“President Biden has called on us to explore every option on the table to combat the monkeypox outbreak and protect communities at risk,” said White House National Monkeypox Response Coordinator Robert Fenton. “We are applying lessons learned from the battles we’ve fought – from COVID response to wildfires to measles and will tackle this outbreak with the urgency this moment demands.”
The administration has faced criticism for failing to act quickly to contain the virus and for not securing enough vaccines to meet the demand. The first case of monkeypox in the United States was confirmed on May 18th.
There are more than 7,100 confirmed cases of monkeypox in the United States, according to the latest data from the CDC. Symptoms include fever, headache, muscle aches and backache, swollen lymph nodes, chills, exhaustion, respiratory symptoms, and a rash.
Monkeypox can spread to anyone through close, personal, often-skin-to-skin contact, touching objects or fabrics that have been used by someone with the virus, and contact with respiratory secretions.

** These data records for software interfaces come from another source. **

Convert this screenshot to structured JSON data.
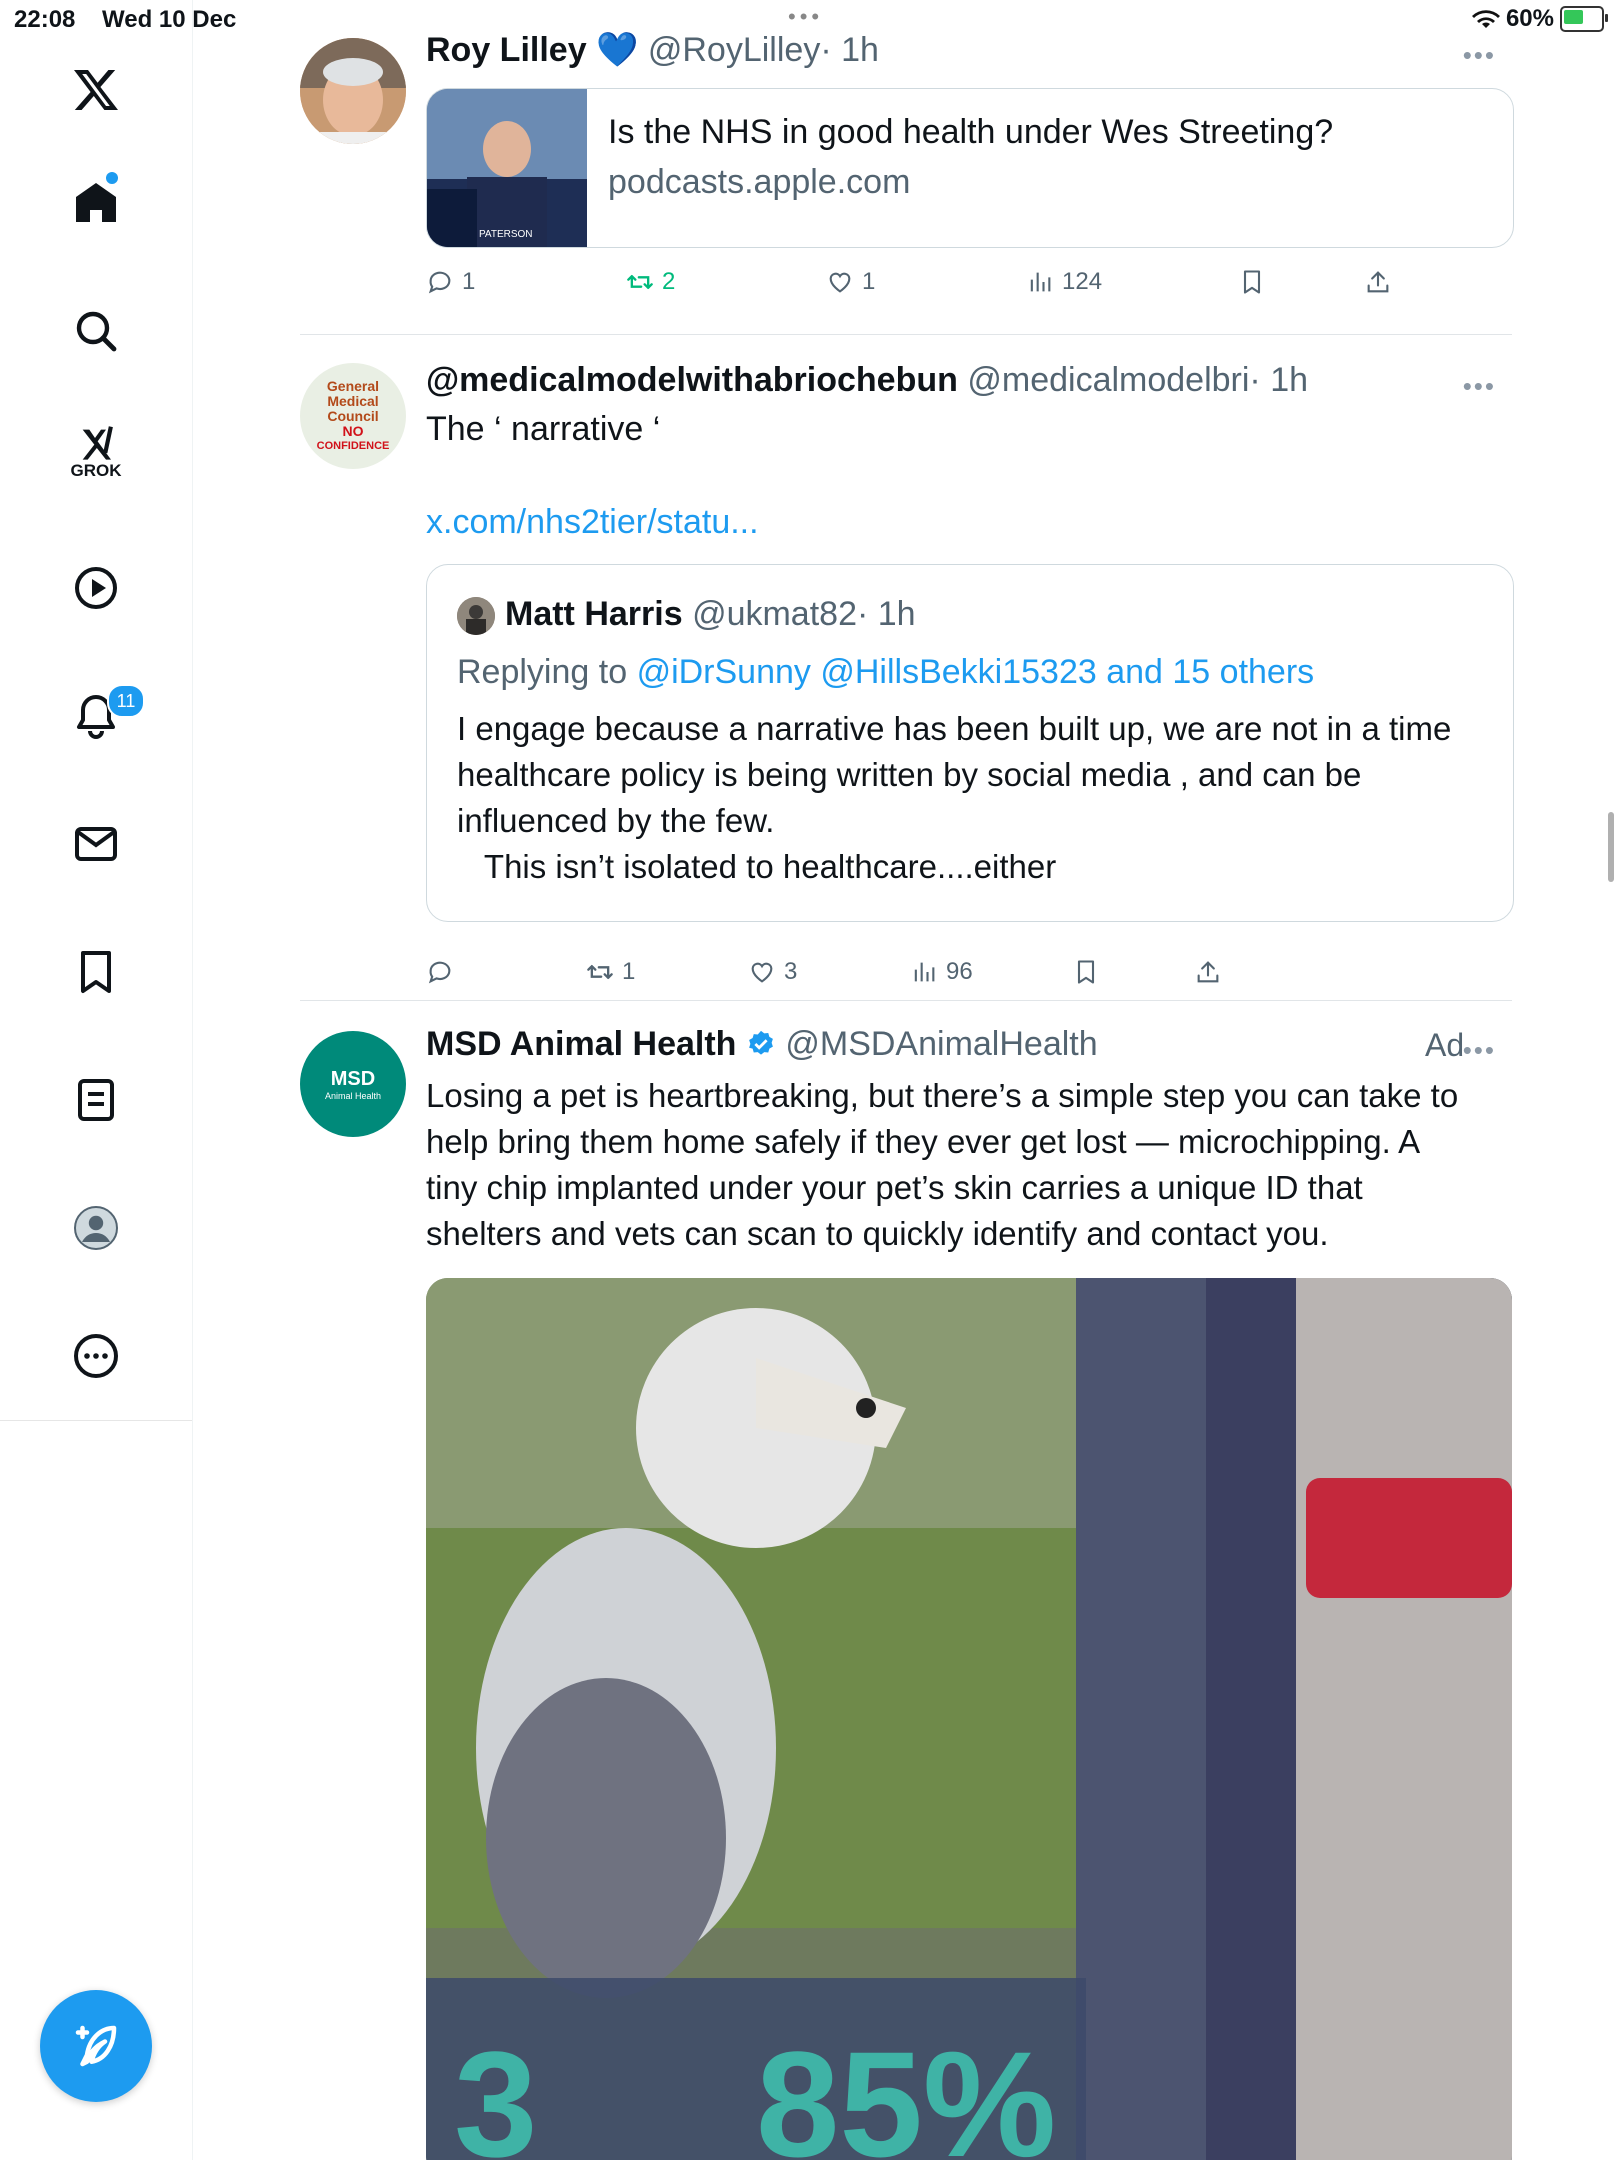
{
  "status_bar": {
    "time": "22:08",
    "date": "Wed 10 Dec",
    "battery": "60%",
    "battery_level": 0.6
  },
  "sidebar": {
    "items": [
      {
        "icon": "x-logo-icon"
      },
      {
        "icon": "home-icon"
      },
      {
        "icon": "search-icon"
      },
      {
        "icon": "grok-icon",
        "label": "GROK"
      },
      {
        "icon": "video-icon"
      },
      {
        "icon": "notifications-icon",
        "badge": "11"
      },
      {
        "icon": "messages-icon"
      },
      {
        "icon": "bookmarks-icon"
      },
      {
        "icon": "lists-icon"
      },
      {
        "icon": "profile-icon"
      },
      {
        "icon": "more-icon"
      }
    ],
    "compose_icon": "compose-icon"
  },
  "tweets": [
    {
      "name": "Roy Lilley",
      "emoji": "💙",
      "handle": "@RoyLilley",
      "time": "· 1h",
      "card": {
        "title": "Is the NHS in good health under Wes Streeting?",
        "domain": "podcasts.apple.com",
        "thumb_text": "PATERSON"
      },
      "actions": {
        "replies": "1",
        "retweets": "2",
        "likes": "1",
        "views": "124"
      }
    },
    {
      "name": "@medicalmodelwithabriochebun",
      "handle": "@medicalmodelbri",
      "time": "· 1h",
      "avatar_text": [
        "General",
        "Medical",
        "Council",
        "NO",
        "CONFIDENCE"
      ],
      "text": "The ‘ narrative ‘",
      "link": "x.com/nhs2tier/statu...",
      "quote": {
        "name": "Matt Harris",
        "handle": "@ukmat82",
        "time": "· 1h",
        "replying_prefix": "Replying to",
        "replying_to": "@iDrSunny @HillsBekki15323 and 15 others",
        "lines": [
          "I engage because a narrative has been built up, we are not in a time",
          "healthcare policy is being written by social media , and can be",
          "influenced by the few.",
          "   This isn’t isolated to healthcare....either"
        ]
      },
      "actions": {
        "replies": "",
        "retweets": "1",
        "likes": "3",
        "views": "96"
      }
    },
    {
      "name": "MSD Animal Health",
      "handle": "@MSDAnimalHealth",
      "ad_label": "Ad",
      "avatar_text": "MSD",
      "avatar_subtext": "Animal Health",
      "lines": [
        "Losing a pet is heartbreaking, but there’s a simple step you can take to",
        "help bring them home safely if they ever get lost — microchipping. A",
        "tiny chip implanted under your pet’s skin carries a unique ID that",
        "shelters and vets can scan to quickly identify and contact you."
      ],
      "media_overlay": {
        "left": "3",
        "right": "85%"
      }
    }
  ]
}
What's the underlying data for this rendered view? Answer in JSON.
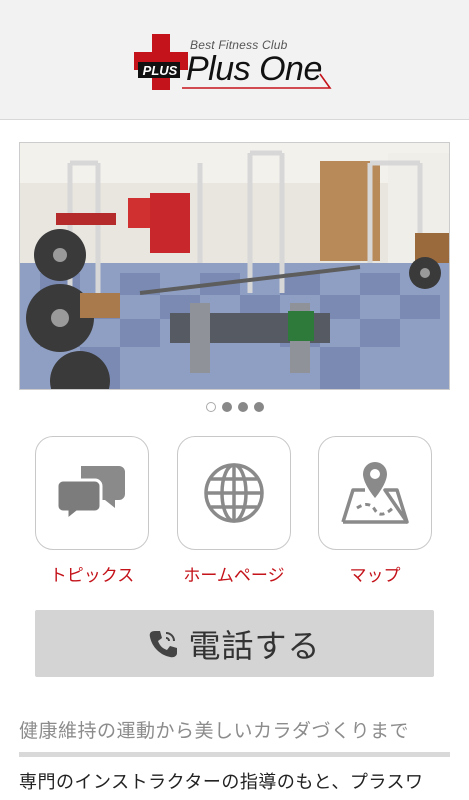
{
  "header": {
    "logo_badge": "PLUS",
    "logo_tagline": "Best Fitness Club",
    "logo_name": "Plus One"
  },
  "slider": {
    "total_slides": 4,
    "active_slide": 1
  },
  "menu": {
    "items": [
      {
        "label": "トピックス",
        "icon": "chat-bubbles-icon"
      },
      {
        "label": "ホームページ",
        "icon": "globe-icon"
      },
      {
        "label": "マップ",
        "icon": "map-pin-icon"
      }
    ]
  },
  "call": {
    "label": "電話する",
    "icon": "phone-icon"
  },
  "content": {
    "heading": "健康維持の運動から美しいカラダづくりまで",
    "body": "専門のインストラクターの指導のもと、プラスワ"
  },
  "colors": {
    "brand_red": "#c4131a",
    "button_gray": "#d4d4d4",
    "header_bg": "#f2f2f2"
  }
}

A person with monkeypox can spread it to others from the time symptoms start until the rash has fully healed and a fresh layer of skin has formed. The illness typically lasts two to four weeks, according to the CDC.
HHS said the public health emergency declaration is part of the administration’s comprehensive strategy to combat the monkeypox outbreak. strategy includes significantly scaling the production and availability of vaccines, expanding testing capacity and making testing more convenient, reducing burdens in accessing treatments, and conducting robust outreach to stakeholders and members of the LGBTQI+ communities.
The declaration was made in concert with the Food and Drug Administration’s (FDA) work to explore new strategies that could help get vaccines to affected communities across the country, including using new dose-sparing approach that could increase the number of doses available, up to five-fold.
The public health emergency also carries implications for data sharing with the federal government. Fifty-one jurisdictions have already signed data use agreements that will provide the Centers for Disease Control and Prevention (CDC) with information related to vaccine administration. Declaring the outbreak an emergency may provide the justification that the remaining jurisdictions need to sign their agreements. Additionally, it provides authorities to the Centers for Medicare & Medicaid Services to collect testing and hospitalization data.
HHS said that it has shipped more than 602,000 doses of the JYNNEOS vaccine to states and jurisdictions, an increase of 266,000 in the past week. It has also allocated 1.1 million doses to states and jurisdictions in total and is making more doses available as jurisdictions use their current supply. HHS also announced on Thursday that it has accelerated the delivery of an additional 150,000 doses to arrive in the U.S. next month. The doses, which were slated to arrive in November will now arrive in the U.S. in September.